I am a dance artist interested in infinite gestures. I am wondering how to make destruction matter. I want to sever performance, getting intimate with what I don't know. Unknowing this form. I'm exploring water (the way it changes), floating, becoming a prune, dust. The meeting of water and dust. I'm invested in my insignificance. How it is as important as your insignificance. I am hanging onto tender data. I am a collector. Routine motion, desperate motion. I want to be architecture-less, nameless. When I make or view performance, I'm constantly combing through the intention of why? Why is this being seen? Why do I want it seen? Is this absolutely necessary? I care for spontaneous performance; messy, honest. I care for fucking up spectatorship. I like when my work lacks transition; get to the next spot as messy, (humanly), as possible. I use "performance" that is not clearly seen. I'm not sure if it qualifies as performance. I'm working to make something else.

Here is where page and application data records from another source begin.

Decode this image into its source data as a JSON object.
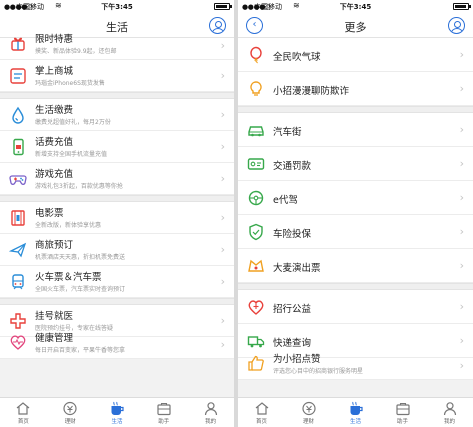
{
  "status_bar": {
    "signal": "●●●●○",
    "carrier": "中国移动",
    "wifi_icon": "wifi-icon",
    "time": "下午3:45",
    "battery_icon": "battery-icon"
  },
  "colors": {
    "accent": "#2a6fd8",
    "icon_red": "#e8413b",
    "icon_blue": "#2a8dd8",
    "icon_green": "#37a84b",
    "icon_orange": "#f0a020",
    "icon_pink": "#e2447c",
    "icon_purple": "#7b61c9"
  },
  "left": {
    "title": "生活",
    "groups": [
      [
        {
          "title": "限时特惠",
          "subtitle": "摸奖、新品体验9.9起，还包邮",
          "icon": "gift-icon",
          "partial": true
        },
        {
          "title": "掌上商城",
          "subtitle": "玛瑙金iPhone6S现货发售",
          "icon": "shop-icon"
        }
      ],
      [
        {
          "title": "生活缴费",
          "subtitle": "缴费兑超值好礼，每月2万份",
          "icon": "water-drop-icon"
        },
        {
          "title": "话费充值",
          "subtitle": "新增支持全国手机流量充值",
          "icon": "phone-icon"
        },
        {
          "title": "游戏充值",
          "subtitle": "游戏礼包3折起，百款优惠等你抢",
          "icon": "gamepad-icon"
        }
      ],
      [
        {
          "title": "电影票",
          "subtitle": "全新改版，新体验享优惠",
          "icon": "film-icon"
        },
        {
          "title": "商旅预订",
          "subtitle": "机票酒店天天惠，折扣机票免费送",
          "icon": "plane-icon"
        },
        {
          "title": "火车票＆汽车票",
          "subtitle": "全国火车票，汽车票实时查询预订",
          "icon": "train-icon"
        }
      ],
      [
        {
          "title": "挂号就医",
          "subtitle": "医院预约挂号，专家在线答疑",
          "icon": "medical-cross-icon"
        },
        {
          "title": "健康管理",
          "subtitle": "每日开启百变家，平果牛香等您拿",
          "icon": "heart-pulse-icon",
          "partial": true
        }
      ]
    ],
    "tabs": [
      {
        "label": "首页",
        "icon": "home-icon"
      },
      {
        "label": "理财",
        "icon": "finance-icon"
      },
      {
        "label": "生活",
        "icon": "life-cup-icon",
        "active": true
      },
      {
        "label": "助手",
        "icon": "assistant-bag-icon"
      },
      {
        "label": "我的",
        "icon": "profile-icon"
      }
    ]
  },
  "right": {
    "title": "更多",
    "groups": [
      [
        {
          "title": "全民吹气球",
          "icon": "balloon-icon"
        },
        {
          "title": "小招漫漫聊防欺诈",
          "icon": "lightbulb-icon"
        }
      ],
      [
        {
          "title": "汽车街",
          "icon": "car-icon"
        },
        {
          "title": "交通罚款",
          "icon": "ticket-card-icon"
        },
        {
          "title": "e代驾",
          "icon": "steering-wheel-icon"
        },
        {
          "title": "车险投保",
          "icon": "shield-icon"
        },
        {
          "title": "大麦演出票",
          "icon": "show-ticket-icon"
        }
      ],
      [
        {
          "title": "招行公益",
          "icon": "charity-heart-icon"
        },
        {
          "title": "快递查询",
          "icon": "delivery-truck-icon"
        },
        {
          "title": "为小招点赞",
          "subtitle": "评选您心目中的招商银行服务明星",
          "icon": "thumb-up-icon",
          "partial": true
        }
      ]
    ],
    "tabs": [
      {
        "label": "首页",
        "icon": "home-icon"
      },
      {
        "label": "理财",
        "icon": "finance-icon"
      },
      {
        "label": "生活",
        "icon": "life-cup-icon",
        "active": true
      },
      {
        "label": "助手",
        "icon": "assistant-bag-icon"
      },
      {
        "label": "我的",
        "icon": "profile-icon"
      }
    ]
  }
}
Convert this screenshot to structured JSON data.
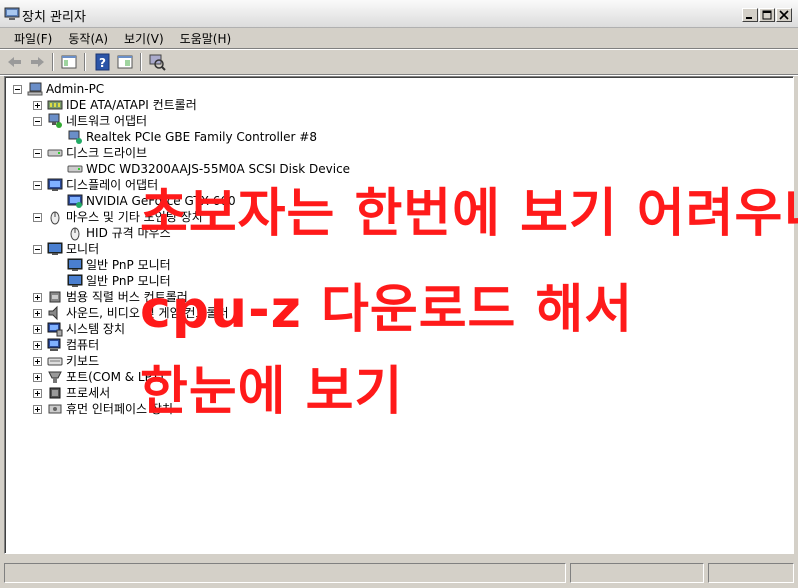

Maura Bailey currently lives in Philadelphia. She graduated from The University of the Arts in the Spring of 2018 with a BFA in dance under the direction of Donna Faye Burchfield. While at UArts, she performed in works by choreographers such as Jesse Zaritt, Sidra Bell, Jimena Paz, Bobbi Jene Smith, and Gerard and Kelly. While attending The University of The Arts, Maura also had the opportunity to travel to Paris in 2017 to participate in the CAMPING Festival at the Centre National de la Danse. While there, she studied under Vera Mantero and Arno Schuitemaker. After graduating, Maura collaborated with a fellow colleague, Shelby Tucker, on a piece that focused on the resurfacing and pairing of precious childhood memories, and how these memories, pulled from two histories, can stand and collaborate with and within each other. The work, titled, 'To Live By Each Other,' premiered in the 2018 Philly Fringe Festival. In 2019, Maura collaborated and performed a duet at the KYL/D Inhale/Exhale Performance Series in Philadelphia with her lifelong friend, Madelyn Staley, that timelines their ongoing 14 years of friendship. This piece, that is never-ending, is titled, 'Us As Stick Figures.' She most recently premiered her newest work 'Hot Spots,' through Movement Research at the Judson Church.